“My lessons are shorter and our pacing is slower than usual,” Martinez said. “Students reveal a lot about their understanding through body language and facial expressions, [and] I feel like we are having to multitask in so many ways with the technology and running the show that it is hard to focus on the Zoom faces too.”

When teachers returned to campus Sept. 8, they had to adjust to the newly implicated regulations. Masks must be worn full-time, social distancing is strict and certain hallways are one-way. For some teachers, such as Algebra 1 and OnRamps Pre-AP Precalculus teacher Pam Martin, being at home was easier.

“I really enjoyed teaching virtually from home because I didn’t have to wear a mask,” Martin said. “I am a theater person and facial expressions are critical in my opinion, to virtual instruction. I [also] have asthma and other medical issues that make [going back to school] pretty scary for me, personally.”

Furthermore, teachers with kids of their own face issues at home. Their attention can be divided between assisting their own kids and teaching their students. Making sure that everyone is successful is tough to balance, according to Pre-AP and AP Chemistry teacher Christopher Cieri.

“I have two children, 8 and 10, and virtual learning has been incredibly challenging for them,” Cieri said. “It is nearly impossible for me to teach my students and also help my children with their online learning at the same time. Besides the challenge of needing to help my children, it is very difficult to intervene when students are struggling. In class, I can quietly help them while the other students keep working but over Zoom, people hear everything and it is tough to help struggling students unless they choose to come to a DEN or tutorials.”

Teachers have also noticed how the freshmen are handling the start of their high school career.  According to Martin, she thinks that freshmen were expecting a more “normal” school versus what school is like now. 

“[The freshmen] seemed a bit overwhelmed with the newness of the school and having to do Zoom from their desk,” Martin said. “Most of them had a setup that they’ve been using at home, just like me, and this is yet another round of ‘new’ for all of us. I am proud of my freshman, [and] most are trying to stay engaged, but are not used to being so ‘on their own.’”

However, teachers are doing their best to remain positive about the new school situation.
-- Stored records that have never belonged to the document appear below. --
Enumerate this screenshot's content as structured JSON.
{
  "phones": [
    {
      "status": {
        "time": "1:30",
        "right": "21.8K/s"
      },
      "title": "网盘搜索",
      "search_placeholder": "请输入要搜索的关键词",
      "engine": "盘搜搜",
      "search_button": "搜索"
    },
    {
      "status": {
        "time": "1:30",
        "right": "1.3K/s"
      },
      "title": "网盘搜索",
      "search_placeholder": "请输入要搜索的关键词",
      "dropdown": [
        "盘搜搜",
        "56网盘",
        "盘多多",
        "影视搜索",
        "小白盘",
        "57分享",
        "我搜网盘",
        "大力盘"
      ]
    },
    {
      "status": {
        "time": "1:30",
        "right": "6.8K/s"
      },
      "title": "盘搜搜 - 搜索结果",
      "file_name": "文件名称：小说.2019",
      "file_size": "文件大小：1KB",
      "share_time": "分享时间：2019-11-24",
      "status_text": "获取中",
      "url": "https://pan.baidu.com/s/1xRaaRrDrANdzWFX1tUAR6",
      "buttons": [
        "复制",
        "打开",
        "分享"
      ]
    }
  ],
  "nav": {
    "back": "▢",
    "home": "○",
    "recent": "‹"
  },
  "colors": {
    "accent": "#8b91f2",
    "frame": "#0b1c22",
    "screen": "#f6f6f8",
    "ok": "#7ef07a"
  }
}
Whether it be allowing students to find their own academic path in a class or seeing that teachers embrace their student’s newfound individuality, virtual school has proven to be memorable.

“​This experience will always be part of my teaching story,” Martinez said. “I will appreciate the ways it has pushed me out of my comfort zone and forced me to try new things. Some of those things I will keep with me no matter the situation. I have grown in patience with myself over this process. I have also recognized that building relationships with my students is what I value the most and that I really do miss all of those everyday opportunities to interact and laugh with my students.”